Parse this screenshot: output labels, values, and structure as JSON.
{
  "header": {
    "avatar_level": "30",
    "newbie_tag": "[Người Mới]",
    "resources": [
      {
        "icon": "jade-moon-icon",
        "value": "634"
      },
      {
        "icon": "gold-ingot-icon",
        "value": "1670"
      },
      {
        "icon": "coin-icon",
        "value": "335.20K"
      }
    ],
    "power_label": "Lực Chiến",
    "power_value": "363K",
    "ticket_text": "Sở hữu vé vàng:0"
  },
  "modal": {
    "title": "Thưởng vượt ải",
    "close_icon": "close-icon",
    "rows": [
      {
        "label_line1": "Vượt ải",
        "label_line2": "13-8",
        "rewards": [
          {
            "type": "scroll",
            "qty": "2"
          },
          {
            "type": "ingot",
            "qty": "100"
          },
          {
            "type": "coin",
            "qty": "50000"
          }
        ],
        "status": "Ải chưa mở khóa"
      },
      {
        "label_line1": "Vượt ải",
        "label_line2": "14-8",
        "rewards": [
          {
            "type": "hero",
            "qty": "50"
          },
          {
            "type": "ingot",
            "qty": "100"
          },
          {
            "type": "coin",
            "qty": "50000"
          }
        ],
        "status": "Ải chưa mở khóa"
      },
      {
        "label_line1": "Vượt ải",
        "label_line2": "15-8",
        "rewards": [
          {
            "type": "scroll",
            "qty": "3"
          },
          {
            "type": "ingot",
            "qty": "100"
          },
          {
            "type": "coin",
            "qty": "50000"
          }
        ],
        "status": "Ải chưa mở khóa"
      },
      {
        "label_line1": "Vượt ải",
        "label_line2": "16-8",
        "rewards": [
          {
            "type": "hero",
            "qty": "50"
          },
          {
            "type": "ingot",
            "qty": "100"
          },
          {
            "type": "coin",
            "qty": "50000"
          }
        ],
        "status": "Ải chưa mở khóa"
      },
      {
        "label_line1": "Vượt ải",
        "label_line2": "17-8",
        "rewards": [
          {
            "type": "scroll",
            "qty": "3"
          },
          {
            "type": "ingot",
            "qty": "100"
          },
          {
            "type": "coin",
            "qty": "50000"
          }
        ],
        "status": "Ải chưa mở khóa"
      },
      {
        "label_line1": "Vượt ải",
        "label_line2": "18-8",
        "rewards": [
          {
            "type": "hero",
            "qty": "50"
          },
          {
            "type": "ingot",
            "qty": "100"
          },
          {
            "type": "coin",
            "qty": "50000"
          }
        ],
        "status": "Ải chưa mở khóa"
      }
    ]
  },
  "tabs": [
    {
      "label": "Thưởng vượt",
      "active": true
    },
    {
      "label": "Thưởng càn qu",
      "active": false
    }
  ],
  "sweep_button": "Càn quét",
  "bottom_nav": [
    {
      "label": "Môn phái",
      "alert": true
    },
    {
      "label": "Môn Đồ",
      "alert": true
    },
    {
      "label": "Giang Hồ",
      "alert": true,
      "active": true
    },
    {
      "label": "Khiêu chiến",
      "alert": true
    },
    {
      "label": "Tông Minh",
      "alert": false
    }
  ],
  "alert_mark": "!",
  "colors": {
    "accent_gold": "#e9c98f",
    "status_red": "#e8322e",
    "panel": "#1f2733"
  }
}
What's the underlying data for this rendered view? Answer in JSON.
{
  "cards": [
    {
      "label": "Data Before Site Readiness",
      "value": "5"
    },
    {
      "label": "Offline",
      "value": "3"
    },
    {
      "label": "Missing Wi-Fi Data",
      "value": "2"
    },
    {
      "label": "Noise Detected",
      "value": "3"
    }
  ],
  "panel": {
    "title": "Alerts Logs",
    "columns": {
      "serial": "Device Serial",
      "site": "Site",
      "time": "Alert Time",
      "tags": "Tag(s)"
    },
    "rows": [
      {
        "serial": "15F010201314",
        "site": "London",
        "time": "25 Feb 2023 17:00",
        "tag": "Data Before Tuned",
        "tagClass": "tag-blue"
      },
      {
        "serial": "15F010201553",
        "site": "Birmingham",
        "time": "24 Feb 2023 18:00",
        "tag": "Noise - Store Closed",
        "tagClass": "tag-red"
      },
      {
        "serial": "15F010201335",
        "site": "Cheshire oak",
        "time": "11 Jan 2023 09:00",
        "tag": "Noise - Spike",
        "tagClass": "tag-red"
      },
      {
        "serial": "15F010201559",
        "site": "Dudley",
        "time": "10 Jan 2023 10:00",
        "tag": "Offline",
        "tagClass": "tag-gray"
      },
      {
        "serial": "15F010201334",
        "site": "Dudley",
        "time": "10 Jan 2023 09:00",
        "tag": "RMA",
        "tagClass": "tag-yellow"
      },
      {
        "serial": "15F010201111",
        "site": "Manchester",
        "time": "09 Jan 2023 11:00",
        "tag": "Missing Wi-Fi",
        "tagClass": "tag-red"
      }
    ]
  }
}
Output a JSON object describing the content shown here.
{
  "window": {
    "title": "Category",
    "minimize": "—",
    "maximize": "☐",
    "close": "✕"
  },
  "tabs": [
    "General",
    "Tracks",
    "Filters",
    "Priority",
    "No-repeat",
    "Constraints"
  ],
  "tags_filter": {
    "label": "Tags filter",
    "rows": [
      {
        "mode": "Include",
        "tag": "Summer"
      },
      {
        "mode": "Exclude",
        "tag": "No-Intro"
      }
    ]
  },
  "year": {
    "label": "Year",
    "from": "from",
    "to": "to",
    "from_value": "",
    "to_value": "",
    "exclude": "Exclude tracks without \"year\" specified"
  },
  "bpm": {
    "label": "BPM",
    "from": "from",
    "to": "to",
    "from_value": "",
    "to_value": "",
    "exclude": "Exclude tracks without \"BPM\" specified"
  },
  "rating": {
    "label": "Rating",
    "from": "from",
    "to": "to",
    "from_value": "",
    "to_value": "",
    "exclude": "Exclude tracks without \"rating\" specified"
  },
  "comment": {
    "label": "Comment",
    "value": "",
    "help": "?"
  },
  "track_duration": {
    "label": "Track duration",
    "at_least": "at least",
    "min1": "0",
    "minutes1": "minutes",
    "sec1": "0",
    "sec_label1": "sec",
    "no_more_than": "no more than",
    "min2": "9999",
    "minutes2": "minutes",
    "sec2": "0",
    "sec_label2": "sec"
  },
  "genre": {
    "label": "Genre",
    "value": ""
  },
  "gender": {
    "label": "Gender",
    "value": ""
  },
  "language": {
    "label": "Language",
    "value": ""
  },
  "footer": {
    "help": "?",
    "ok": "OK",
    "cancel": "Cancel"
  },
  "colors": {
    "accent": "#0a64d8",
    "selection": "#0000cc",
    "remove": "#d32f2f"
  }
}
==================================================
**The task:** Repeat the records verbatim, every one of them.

**Solution to this exercise:**
Parse this screenshot: output labels, values, and structure as JSON.
{
  "header": {
    "avatar_level": "30",
    "newbie_tag": "[Người Mới]",
    "resources": [
      {
        "icon": "jade-moon-icon",
        "value": "634"
      },
      {
        "icon": "gold-ingot-icon",
        "value": "1670"
      },
      {
        "icon": "coin-icon",
        "value": "335.20K"
      }
    ],
    "power_label": "Lực Chiến",
    "power_value": "363K",
    "ticket_text": "Sở hữu vé vàng:0"
  },
  "modal": {
    "title": "Thưởng vượt ải",
    "close_icon": "close-icon",
    "rows": [
      {
        "label_line1": "Vượt ải",
        "label_line2": "13-8",
        "rewards": [
          {
            "type": "scroll",
            "qty": "2"
          },
          {
            "type": "ingot",
            "qty": "100"
          },
          {
            "type": "coin",
            "qty": "50000"
          }
        ],
        "status": "Ải chưa mở khóa"
      },
      {
        "label_line1": "Vượt ải",
        "label_line2": "14-8",
        "rewards": [
          {
            "type": "hero",
            "qty": "50"
          },
          {
            "type": "ingot",
            "qty": "100"
          },
          {
            "type": "coin",
            "qty": "50000"
          }
        ],
        "status": "Ải chưa mở khóa"
      },
      {
        "label_line1": "Vượt ải",
        "label_line2": "15-8",
        "rewards": [
          {
            "type": "scroll",
            "qty": "3"
          },
          {
            "type": "ingot",
            "qty": "100"
          },
          {
            "type": "coin",
            "qty": "50000"
          }
        ],
        "status": "Ải chưa mở khóa"
      },
      {
        "label_line1": "Vượt ải",
        "label_line2": "16-8",
        "rewards": [
          {
            "type": "hero",
            "qty": "50"
          },
          {
            "type": "ingot",
            "qty": "100"
          },
          {
            "type": "coin",
            "qty": "50000"
          }
        ],
        "status": "Ải chưa mở khóa"
      },
      {
        "label_line1": "Vượt ải",
        "label_line2": "17-8",
        "rewards": [
          {
            "type": "scroll",
            "qty": "3"
          },
          {
            "type": "ingot",
            "qty": "100"
          },
          {
            "type": "coin",
            "qty": "50000"
          }
        ],
        "status": "Ải chưa mở khóa"
      },
      {
        "label_line1": "Vượt ải",
        "label_line2": "18-8",
        "rewards": [
          {
            "type": "hero",
            "qty": "50"
          },
          {
            "type": "ingot",
            "qty": "100"
          },
          {
            "type": "coin",
            "qty": "50000"
          }
        ],
        "status": "Ải chưa mở khóa"
      }
    ]
  },
  "tabs": [
    {
      "label": "Thưởng vượt",
      "active": true
    },
    {
      "label": "Thưởng càn qu",
      "active": false
    }
  ],
  "sweep_button": "Càn quét",
  "bottom_nav": [
    {
      "label": "Môn phái",
      "alert": true
    },
    {
      "label": "Môn Đồ",
      "alert": true
    },
    {
      "label": "Giang Hồ",
      "alert": true,
      "active": true
    },
    {
      "label": "Khiêu chiến",
      "alert": true
    },
    {
      "label": "Tông Minh",
      "alert": false
    }
  ],
  "alert_mark": "!",
  "colors": {
    "accent_gold": "#e9c98f",
    "status_red": "#e8322e",
    "panel": "#1f2733"
  }
}
What's the underlying data for this rendered view? Answer in JSON.
{
  "cards": [
    {
      "label": "Data Before Site Readiness",
      "value": "5"
    },
    {
      "label": "Offline",
      "value": "3"
    },
    {
      "label": "Missing Wi-Fi Data",
      "value": "2"
    },
    {
      "label": "Noise Detected",
      "value": "3"
    }
  ],
  "panel": {
    "title": "Alerts Logs",
    "columns": {
      "serial": "Device Serial",
      "site": "Site",
      "time": "Alert Time",
      "tags": "Tag(s)"
    },
    "rows": [
      {
        "serial": "15F010201314",
        "site": "London",
        "time": "25 Feb 2023 17:00",
        "tag": "Data Before Tuned",
        "tagClass": "tag-blue"
      },
      {
        "serial": "15F010201553",
        "site": "Birmingham",
        "time": "24 Feb 2023 18:00",
        "tag": "Noise - Store Closed",
        "tagClass": "tag-red"
      },
      {
        "serial": "15F010201335",
        "site": "Cheshire oak",
        "time": "11 Jan 2023 09:00",
        "tag": "Noise - Spike",
        "tagClass": "tag-red"
      },
      {
        "serial": "15F010201559",
        "site": "Dudley",
        "time": "10 Jan 2023 10:00",
        "tag": "Offline",
        "tagClass": "tag-gray"
      },
      {
        "serial": "15F010201334",
        "site": "Dudley",
        "time": "10 Jan 2023 09:00",
        "tag": "RMA",
        "tagClass": "tag-yellow"
      },
      {
        "serial": "15F010201111",
        "site": "Manchester",
        "time": "09 Jan 2023 11:00",
        "tag": "Missing Wi-Fi",
        "tagClass": "tag-red"
      }
    ]
  }
}
Output a JSON object describing the content shown here.
{
  "window": {
    "title": "Category",
    "minimize": "—",
    "maximize": "☐",
    "close": "✕"
  },
  "tabs": [
    "General",
    "Tracks",
    "Filters",
    "Priority",
    "No-repeat",
    "Constraints"
  ],
  "tags_filter": {
    "label": "Tags filter",
    "rows": [
      {
        "mode": "Include",
        "tag": "Summer"
      },
      {
        "mode": "Exclude",
        "tag": "No-Intro"
      }
    ]
  },
  "year": {
    "label": "Year",
    "from": "from",
    "to": "to",
    "from_value": "",
    "to_value": "",
    "exclude": "Exclude tracks without \"year\" specified"
  },
  "bpm": {
    "label": "BPM",
    "from": "from",
    "to": "to",
    "from_value": "",
    "to_value": "",
    "exclude": "Exclude tracks without \"BPM\" specified"
  },
  "rating": {
    "label": "Rating",
    "from": "from",
    "to": "to",
    "from_value": "",
    "to_value": "",
    "exclude": "Exclude tracks without \"rating\" specified"
  },
  "comment": {
    "label": "Comment",
    "value": "",
    "help": "?"
  },
  "track_duration": {
    "label": "Track duration",
    "at_least": "at least",
    "min1": "0",
    "minutes1": "minutes",
    "sec1": "0",
    "sec_label1": "sec",
    "no_more_than": "no more than",
    "min2": "9999",
    "minutes2": "minutes",
    "sec2": "0",
    "sec_label2": "sec"
  },
  "genre": {
    "label": "Genre",
    "value": ""
  },
  "gender": {
    "label": "Gender",
    "value": ""
  },
  "language": {
    "label": "Language",
    "value": ""
  },
  "footer": {
    "help": "?",
    "ok": "OK",
    "cancel": "Cancel"
  },
  "colors": {
    "accent": "#0a64d8",
    "selection": "#0000cc",
    "remove": "#d32f2f"
  }
}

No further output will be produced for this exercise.